Memorable Borenstein Returns After Fifty Years
Walter Klinkhoff reflected on "The Pink Bouquet" in his memoirs
In 1993 my now-late grandfather published a collection of his memoirs in a limited edition of 600 copies. In it he reflected on his relationships with artists like A.Y. Jackson, Arthur Lismer, Marc-Aurèle Fortin and important collectors like the Late Kenneth Thomson, John A. MacAuley and E.P. Taylor. At the gallery we are privileged to be able to read his accounts and, on occasion, share a special and relevant anecdote. Those who are familiar with our gallery over the years will have heard of Sam Borenstein.
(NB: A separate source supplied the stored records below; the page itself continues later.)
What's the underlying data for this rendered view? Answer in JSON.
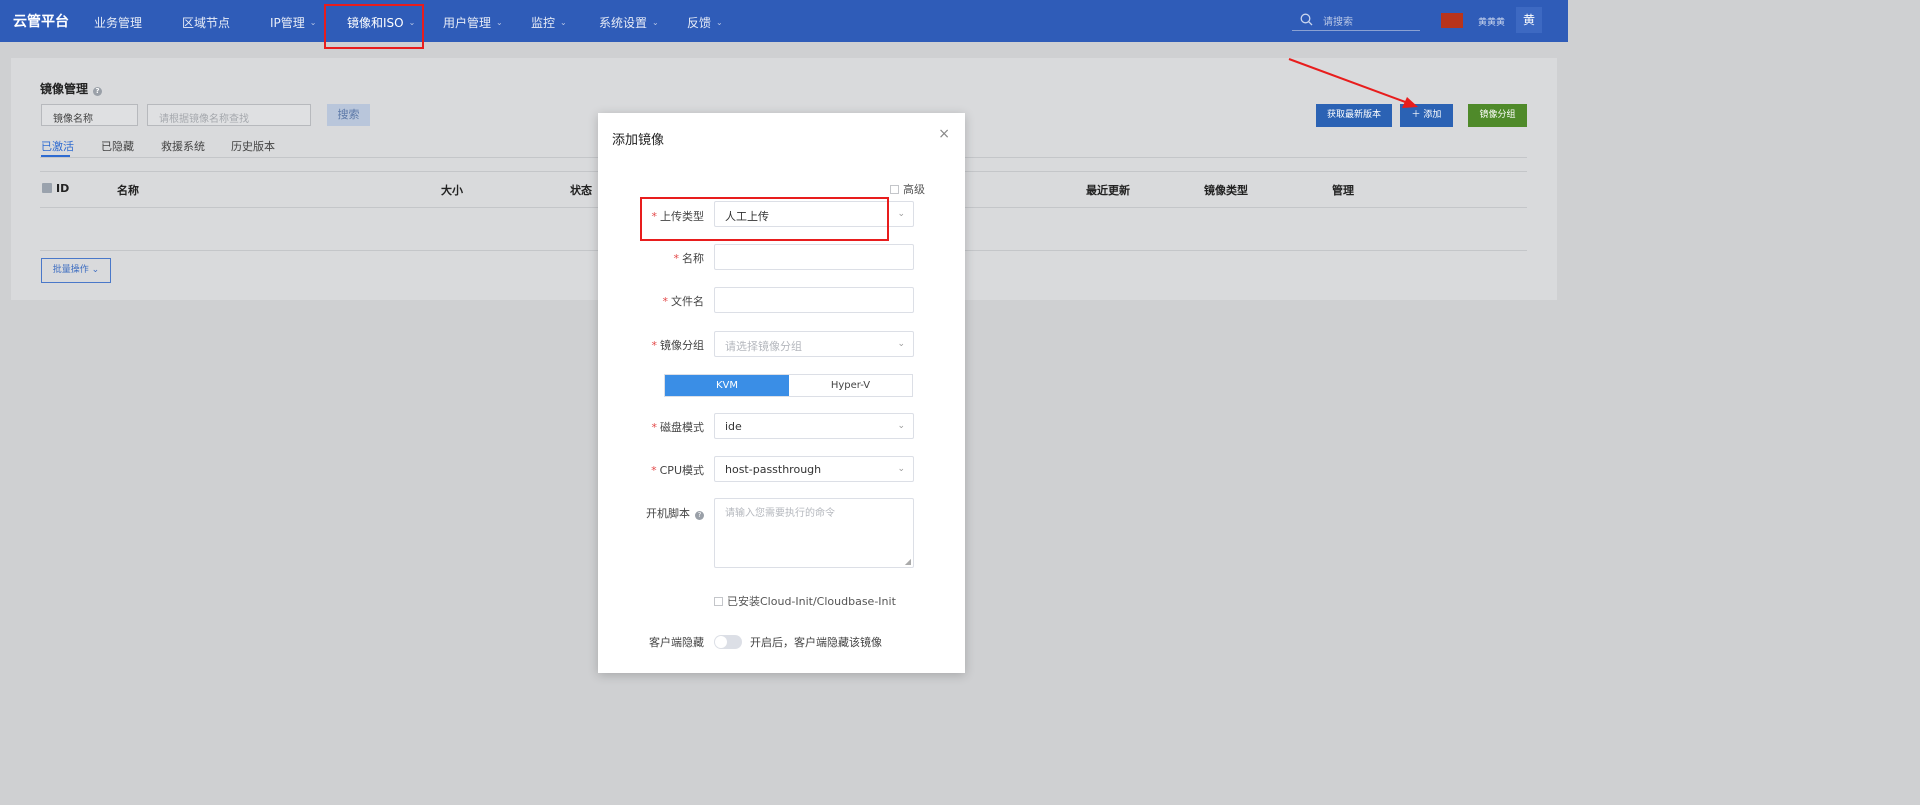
{
  "nav": {
    "brand": "云管平台",
    "items": [
      {
        "label": "业务管理",
        "has_menu": false
      },
      {
        "label": "区域节点",
        "has_menu": false
      },
      {
        "label": "IP管理",
        "has_menu": true
      },
      {
        "label": "镜像和ISO",
        "has_menu": true,
        "active": true
      },
      {
        "label": "用户管理",
        "has_menu": true
      },
      {
        "label": "监控",
        "has_menu": true
      },
      {
        "label": "系统设置",
        "has_menu": true
      },
      {
        "label": "反馈",
        "has_menu": true
      }
    ],
    "search_placeholder": "请搜索",
    "username": "黄黄黄",
    "avatar": "黄"
  },
  "page": {
    "title": "镜像管理",
    "filter_select": "镜像名称",
    "search_placeholder": "请根据镜像名称查找",
    "search_button": "搜索",
    "buttons": {
      "fetch_latest": "获取最新版本",
      "add": "添加",
      "group": "镜像分组"
    },
    "tabs": [
      "已激活",
      "已隐藏",
      "救援系统",
      "历史版本"
    ],
    "table_headers": [
      "ID",
      "名称",
      "大小",
      "状态",
      "最近更新",
      "镜像类型",
      "管理"
    ],
    "batch_button": "批量操作"
  },
  "modal": {
    "title": "添加镜像",
    "advanced": "高级",
    "fields": {
      "upload_type": {
        "label": "上传类型",
        "value": "人工上传"
      },
      "name": {
        "label": "名称"
      },
      "filename": {
        "label": "文件名"
      },
      "group": {
        "label": "镜像分组",
        "placeholder": "请选择镜像分组"
      },
      "disk_mode": {
        "label": "磁盘模式",
        "value": "ide"
      },
      "cpu_mode": {
        "label": "CPU模式",
        "value": "host-passthrough"
      },
      "boot_script": {
        "label": "开机脚本",
        "placeholder": "请输入您需要执行的命令"
      },
      "client_hide": {
        "label": "客户端隐藏",
        "text": "开启后，客户端隐藏该镜像"
      }
    },
    "hypervisor": [
      "KVM",
      "Hyper-V"
    ],
    "cloud_init": "已安装Cloud-Init/Cloudbase-Init"
  },
  "colors": {
    "nav_bg": "#2f5cb8",
    "primary": "#3a8ee6",
    "danger_highlight": "#e81d1d",
    "green": "#5a9e32"
  }
}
My grandfather was always an enthusiastic supporter of Borenstein's painting. He hosted two selling exhibitions for Borenstein while the artist was alive, in 1958 and 1961, and then a non-selling retrospective in 1978, nine years after Borenstein's premature demise. This was a time when few collectors "invested" in Canadian art and fewer still were ready for Borenstein's excitingly lyrical and uninhibited terms of expressionism. Nevertheless, Granddad felt that his responsibilities as an art dealer went beyond simply selling and lay also in educating collectors. Few things reflect his confidence in the work better than the criticism he directed at Max Stern, his distinguished colleague at Dominion Gallery, who was verbally Borenstein's detractor. Although over the years some receptive buyers and a select few who had astute aesthetic judgment themselves did buy Borenstein paintings, the work remained outside the realm of what was then mainstream. One of his more memorable sales, and one of the few he described in his "Reminiscences", was that of "The Pink Bouquet", painted on August 13, 1960. In Walter Klinkhoff's words:
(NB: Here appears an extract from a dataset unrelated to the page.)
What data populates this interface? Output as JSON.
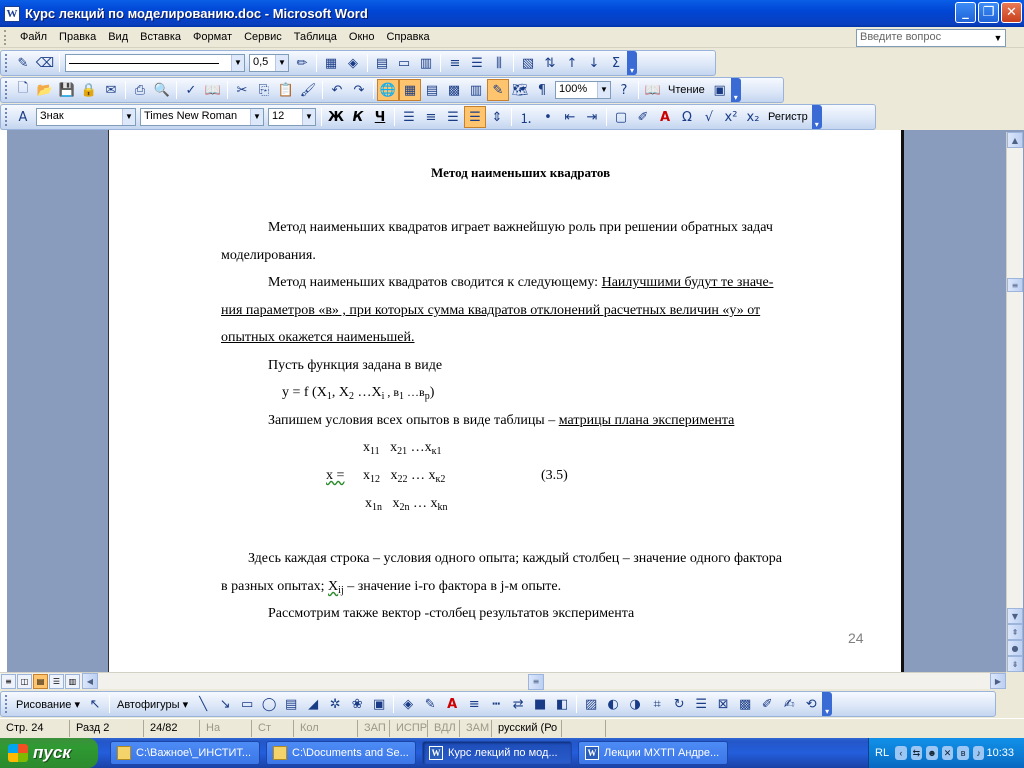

Before the opening of the second exhibition I had a telephone call from Mr. MacAulay of Winnipeg who had the finest collection in Canada. He asked me to mark the three best Borensteins sold for him, he was buying them. He had seen one of Borenstein’s paintings in Winnipeg and admired it. On the first day of the show Peter Bronfman came in. One of the paintings I had marked sold for MacAulay was the one he would love to own, no other appealed to him as much. I decided to let him have it and marked another, equally good one for Mr. MacAulay. After several months of not having been paid by Peter, I started following up my statements with telephone calls, until one day a chauffeur brought back the Borenstein and left it in my hallway. I furiously telephoned Peter and told him that I found this unacceptable and that the painting would be returned to him promptly. Although he told me he would never do business with me again, and was as good as his word in this regard, he also told me that his wife had not liked the painting when he brought it home. Years later they divorced. Peter told me that Diane, who went to live in Israel, only wanted to take the Borenstein with her. She had gotten to like it!
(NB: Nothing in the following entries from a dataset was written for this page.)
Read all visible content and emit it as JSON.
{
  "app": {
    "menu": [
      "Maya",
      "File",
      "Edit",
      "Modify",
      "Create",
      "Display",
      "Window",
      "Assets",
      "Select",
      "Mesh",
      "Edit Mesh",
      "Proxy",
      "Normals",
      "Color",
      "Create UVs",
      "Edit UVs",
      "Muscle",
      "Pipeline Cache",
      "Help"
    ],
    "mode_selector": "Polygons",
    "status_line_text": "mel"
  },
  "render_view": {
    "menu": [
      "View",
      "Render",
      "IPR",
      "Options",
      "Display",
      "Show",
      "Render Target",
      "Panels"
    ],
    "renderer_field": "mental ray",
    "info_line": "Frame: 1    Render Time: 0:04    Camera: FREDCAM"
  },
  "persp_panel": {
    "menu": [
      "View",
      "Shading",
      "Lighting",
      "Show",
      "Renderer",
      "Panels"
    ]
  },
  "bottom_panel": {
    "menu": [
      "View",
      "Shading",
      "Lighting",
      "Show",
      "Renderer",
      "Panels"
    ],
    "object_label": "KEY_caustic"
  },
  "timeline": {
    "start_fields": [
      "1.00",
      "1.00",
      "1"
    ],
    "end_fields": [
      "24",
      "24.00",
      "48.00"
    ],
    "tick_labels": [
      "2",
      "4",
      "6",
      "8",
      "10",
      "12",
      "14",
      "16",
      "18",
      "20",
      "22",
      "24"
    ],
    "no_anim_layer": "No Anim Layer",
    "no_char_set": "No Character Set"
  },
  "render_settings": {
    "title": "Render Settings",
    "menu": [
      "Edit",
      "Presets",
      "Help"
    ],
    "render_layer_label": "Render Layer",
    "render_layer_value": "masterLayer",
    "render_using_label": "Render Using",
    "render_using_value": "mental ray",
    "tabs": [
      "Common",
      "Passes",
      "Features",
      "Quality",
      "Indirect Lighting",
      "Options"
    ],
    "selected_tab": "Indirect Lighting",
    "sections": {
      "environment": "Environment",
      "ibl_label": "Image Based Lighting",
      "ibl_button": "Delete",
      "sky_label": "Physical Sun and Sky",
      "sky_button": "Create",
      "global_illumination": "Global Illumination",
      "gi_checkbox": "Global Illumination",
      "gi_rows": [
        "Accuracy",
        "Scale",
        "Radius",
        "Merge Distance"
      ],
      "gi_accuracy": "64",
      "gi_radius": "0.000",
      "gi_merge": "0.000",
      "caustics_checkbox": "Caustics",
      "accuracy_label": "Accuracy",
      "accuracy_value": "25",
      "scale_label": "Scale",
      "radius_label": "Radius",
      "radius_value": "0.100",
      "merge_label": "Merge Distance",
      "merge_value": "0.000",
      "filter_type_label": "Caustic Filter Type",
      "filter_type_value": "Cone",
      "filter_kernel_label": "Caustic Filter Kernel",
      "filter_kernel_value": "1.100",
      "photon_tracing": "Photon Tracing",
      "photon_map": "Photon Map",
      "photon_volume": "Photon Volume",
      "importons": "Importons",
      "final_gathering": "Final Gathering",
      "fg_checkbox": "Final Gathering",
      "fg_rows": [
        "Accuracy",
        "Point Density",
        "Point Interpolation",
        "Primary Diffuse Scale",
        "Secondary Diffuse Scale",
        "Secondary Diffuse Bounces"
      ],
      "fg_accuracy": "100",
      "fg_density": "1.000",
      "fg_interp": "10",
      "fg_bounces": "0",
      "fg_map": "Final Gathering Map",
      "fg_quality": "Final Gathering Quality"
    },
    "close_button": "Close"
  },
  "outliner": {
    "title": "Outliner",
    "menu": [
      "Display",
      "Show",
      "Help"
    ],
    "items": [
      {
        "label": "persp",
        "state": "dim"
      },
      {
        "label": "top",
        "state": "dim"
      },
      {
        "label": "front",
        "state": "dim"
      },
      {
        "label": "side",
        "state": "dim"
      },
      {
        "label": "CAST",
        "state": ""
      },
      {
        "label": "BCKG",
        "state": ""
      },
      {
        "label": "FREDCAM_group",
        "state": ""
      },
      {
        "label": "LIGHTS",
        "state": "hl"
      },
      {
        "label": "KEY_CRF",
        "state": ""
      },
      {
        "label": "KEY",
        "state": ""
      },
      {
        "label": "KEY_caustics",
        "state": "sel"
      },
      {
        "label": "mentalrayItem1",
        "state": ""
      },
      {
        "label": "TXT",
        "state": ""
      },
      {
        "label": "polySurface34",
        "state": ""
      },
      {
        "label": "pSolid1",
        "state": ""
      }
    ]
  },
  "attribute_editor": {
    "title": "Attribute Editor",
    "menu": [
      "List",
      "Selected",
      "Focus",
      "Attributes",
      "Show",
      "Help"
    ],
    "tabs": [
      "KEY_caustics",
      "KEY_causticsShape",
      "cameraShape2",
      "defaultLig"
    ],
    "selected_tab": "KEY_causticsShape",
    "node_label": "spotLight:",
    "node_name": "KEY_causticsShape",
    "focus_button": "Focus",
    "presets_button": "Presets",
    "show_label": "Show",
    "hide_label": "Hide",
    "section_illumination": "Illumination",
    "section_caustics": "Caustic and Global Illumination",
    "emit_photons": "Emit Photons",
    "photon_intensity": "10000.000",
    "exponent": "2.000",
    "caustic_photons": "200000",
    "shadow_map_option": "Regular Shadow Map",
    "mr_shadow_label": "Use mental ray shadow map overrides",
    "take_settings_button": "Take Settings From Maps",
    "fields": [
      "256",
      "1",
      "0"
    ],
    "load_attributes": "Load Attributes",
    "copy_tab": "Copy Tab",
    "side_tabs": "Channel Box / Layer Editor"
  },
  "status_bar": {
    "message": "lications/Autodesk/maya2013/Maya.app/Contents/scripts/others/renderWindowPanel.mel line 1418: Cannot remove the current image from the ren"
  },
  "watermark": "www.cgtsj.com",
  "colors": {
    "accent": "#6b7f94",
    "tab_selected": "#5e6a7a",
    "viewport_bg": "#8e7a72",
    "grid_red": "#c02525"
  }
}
In October 2010 we received an e-mail from the owner of a Borenstein who, having read this story on our website, claimed to have inherited "The Pink Bouquet". The rest is history and now, fifty years after this picture became one of my grandfather's more costly sales we are proud to be able to show it to a new generation of collectors, a generation that has elevated the art of Sam Borenstein to the more prominent place my grandfather believed - and that we believe - he deserves. Indeed, in recent years the market for the fine works by Borenstein has leaped forward. This is largely due to the conviction of his now late widow, Judith, his daughters Erin & Joyce, who both shared their mother's belief, the influence of private gallery exposure, the institutional validation of museum exhibitions such as Sam Borenstein (Montreal Museum of Fine Arts: 2005), Jewish Painters of Montreal: Witnesses of Their Time, 1930-1948 (Musée national des beaux-arts du Québec and the McCord Museum: 2009-2010), and the preference of today's buyer for artwork with strong colour and visual impact. For those of you who have the opportunity to be in New York City over the coming months, until May 8th there will be an important exhibition called Sam Borenstein and the Colours of Montreal at the Yeshiva University Museum on West 16th Street.
Copyright © Galerie Walter Klinkhoff, 2010